Silver Sirohi Sword
Origin: India (Rajasthan)
Date: 19th century
Length: Total Length: 90cm
Materials: Steel and silver, wood and leather
A traditional silver work Sirohi from Rajasthan
The hilt is of an open guard form and elegantly decorated with silver koftgari in the form of flowers and geometric patterns. This example is true to the traditional regional design of Rajasthan. The steel hilt is anointed with a thick application of silver overlay. The design throughout is consistent, and represents nature as it shows tendrils, flowers and birds; elegant and appealing to the eye. The silver overlay is 80% intact. The silver work is crisply executed with fine attention paid to the details. General age wear associate with the silver work. The pommel features a pommel spike, often used for striking. The pommel disk features a fine Surajvanshi (sun-burst) design, which is of Suryavansh origin. Suryavansh are of the Rajput dynasties and link their lineage to ‘Surya’ who is the Sun God. Suryavansha is mentioned in classical Indian texts like the Ramayana and Mahabharata.

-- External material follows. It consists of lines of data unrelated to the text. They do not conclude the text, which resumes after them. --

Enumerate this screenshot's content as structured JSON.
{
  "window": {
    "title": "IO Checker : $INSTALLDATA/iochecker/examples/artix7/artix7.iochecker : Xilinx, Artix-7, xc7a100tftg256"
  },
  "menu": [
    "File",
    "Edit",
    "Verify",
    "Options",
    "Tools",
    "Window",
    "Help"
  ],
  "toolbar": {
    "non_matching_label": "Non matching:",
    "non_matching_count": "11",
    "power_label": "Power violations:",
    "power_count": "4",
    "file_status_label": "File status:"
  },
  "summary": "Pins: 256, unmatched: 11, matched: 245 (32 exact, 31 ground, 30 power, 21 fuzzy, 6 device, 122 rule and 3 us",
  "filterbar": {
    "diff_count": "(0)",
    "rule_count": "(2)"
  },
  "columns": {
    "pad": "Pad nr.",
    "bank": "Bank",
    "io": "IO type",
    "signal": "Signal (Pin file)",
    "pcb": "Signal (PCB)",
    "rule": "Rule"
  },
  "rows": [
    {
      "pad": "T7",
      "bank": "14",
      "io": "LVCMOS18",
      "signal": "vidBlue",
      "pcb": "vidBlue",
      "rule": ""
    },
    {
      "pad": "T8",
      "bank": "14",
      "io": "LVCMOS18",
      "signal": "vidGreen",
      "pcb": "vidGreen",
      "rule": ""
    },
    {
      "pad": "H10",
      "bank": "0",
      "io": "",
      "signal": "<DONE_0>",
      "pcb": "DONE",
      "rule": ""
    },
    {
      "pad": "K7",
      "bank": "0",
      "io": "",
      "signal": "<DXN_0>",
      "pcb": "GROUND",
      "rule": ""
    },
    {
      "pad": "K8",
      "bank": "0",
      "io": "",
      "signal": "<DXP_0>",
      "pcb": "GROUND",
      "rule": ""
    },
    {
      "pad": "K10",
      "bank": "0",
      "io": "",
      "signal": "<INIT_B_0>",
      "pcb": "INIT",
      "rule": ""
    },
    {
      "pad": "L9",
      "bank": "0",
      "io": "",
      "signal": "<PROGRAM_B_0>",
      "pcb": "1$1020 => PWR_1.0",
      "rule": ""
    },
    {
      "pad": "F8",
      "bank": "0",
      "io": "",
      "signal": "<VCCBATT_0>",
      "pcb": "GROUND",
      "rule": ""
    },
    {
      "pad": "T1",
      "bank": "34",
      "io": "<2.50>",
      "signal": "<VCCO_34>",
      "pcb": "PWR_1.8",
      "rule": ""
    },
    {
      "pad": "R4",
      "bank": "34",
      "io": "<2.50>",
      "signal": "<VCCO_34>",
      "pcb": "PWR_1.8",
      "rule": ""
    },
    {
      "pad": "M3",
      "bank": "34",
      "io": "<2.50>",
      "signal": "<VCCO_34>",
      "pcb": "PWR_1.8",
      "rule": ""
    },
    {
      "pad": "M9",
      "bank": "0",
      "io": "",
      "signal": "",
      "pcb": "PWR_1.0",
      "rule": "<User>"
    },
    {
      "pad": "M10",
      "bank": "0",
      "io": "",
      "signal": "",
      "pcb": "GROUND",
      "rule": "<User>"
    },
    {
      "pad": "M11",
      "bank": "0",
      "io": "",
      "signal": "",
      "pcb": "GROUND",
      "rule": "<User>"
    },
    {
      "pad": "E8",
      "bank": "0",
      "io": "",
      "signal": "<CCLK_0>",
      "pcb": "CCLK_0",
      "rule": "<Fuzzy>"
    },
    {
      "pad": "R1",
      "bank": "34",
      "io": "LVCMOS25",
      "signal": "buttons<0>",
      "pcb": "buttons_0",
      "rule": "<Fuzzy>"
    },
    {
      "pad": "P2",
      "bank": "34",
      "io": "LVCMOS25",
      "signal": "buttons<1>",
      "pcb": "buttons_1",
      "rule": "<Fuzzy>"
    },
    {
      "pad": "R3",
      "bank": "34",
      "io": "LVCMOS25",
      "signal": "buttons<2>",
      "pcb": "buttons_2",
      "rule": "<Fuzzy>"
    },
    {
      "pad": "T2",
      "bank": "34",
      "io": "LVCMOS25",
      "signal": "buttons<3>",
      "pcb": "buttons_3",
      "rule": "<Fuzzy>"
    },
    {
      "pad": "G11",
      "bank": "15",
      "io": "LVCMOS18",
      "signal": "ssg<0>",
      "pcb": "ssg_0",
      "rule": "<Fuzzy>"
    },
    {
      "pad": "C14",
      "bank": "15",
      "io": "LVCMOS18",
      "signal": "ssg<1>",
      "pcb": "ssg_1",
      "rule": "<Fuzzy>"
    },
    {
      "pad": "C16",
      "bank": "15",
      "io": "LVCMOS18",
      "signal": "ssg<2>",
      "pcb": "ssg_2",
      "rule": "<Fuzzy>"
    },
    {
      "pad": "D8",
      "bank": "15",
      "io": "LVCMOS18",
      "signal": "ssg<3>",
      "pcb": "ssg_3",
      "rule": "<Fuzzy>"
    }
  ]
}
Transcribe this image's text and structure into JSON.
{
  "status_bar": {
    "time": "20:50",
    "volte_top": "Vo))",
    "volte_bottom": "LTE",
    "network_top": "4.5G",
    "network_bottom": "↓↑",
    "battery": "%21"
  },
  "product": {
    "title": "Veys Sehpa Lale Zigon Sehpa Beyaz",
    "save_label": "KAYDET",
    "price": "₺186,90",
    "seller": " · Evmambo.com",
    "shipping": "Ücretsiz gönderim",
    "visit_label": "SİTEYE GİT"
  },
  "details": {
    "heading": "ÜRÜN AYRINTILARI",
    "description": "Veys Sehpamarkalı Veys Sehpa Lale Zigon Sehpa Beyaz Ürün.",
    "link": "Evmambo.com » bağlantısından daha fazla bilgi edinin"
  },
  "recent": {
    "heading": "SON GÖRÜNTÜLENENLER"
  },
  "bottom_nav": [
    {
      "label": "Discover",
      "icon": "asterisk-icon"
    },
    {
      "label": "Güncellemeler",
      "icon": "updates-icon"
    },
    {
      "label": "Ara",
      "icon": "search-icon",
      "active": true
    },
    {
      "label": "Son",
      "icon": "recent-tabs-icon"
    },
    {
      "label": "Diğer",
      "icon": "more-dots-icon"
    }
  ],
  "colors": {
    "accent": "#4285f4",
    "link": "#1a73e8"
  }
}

The blade is of a Sirohi type where is there is a slight curve from approx. three quarters of the blade. The blade is of nice proportions and a true example of a fighting blade Hendley attributes 'Sirohi' swords to the state of Sirohi, a southern state famous for creating swords of a high standard. He says “Rajputana, Rajasthan, or the land of the Rajputs, the sons of kings, should produce, and does produce, everything necessary for carrying on the art of war. Sirohi [southern Rajasthan], the small state in which is stated Mount Abu, the Mons Capitalium of Pliny, had been famed since the days of Herodotus [5th century BC] for its sword blades, and at the Jeypore Exhibition it retained its ancient reputation by carrying off the first prize for arms. This small state of the Deora Rajpurs supplies blades and spear points to all Rajputana, but every court employs its own armourers, some of whom have attained fame beyond their homes.” Pant however describes the Sirohi based on the blades architecture, which is slim and slightly curved, and of a very hard temper. Pant also states that this type of sword was favoured by the Rajputs.
Accompanying the sword is a new wooden scabbard wrapped in genuine black leather.
Overall this is a nice quality sword holding traditional features; with a practical fighting blade. A great example.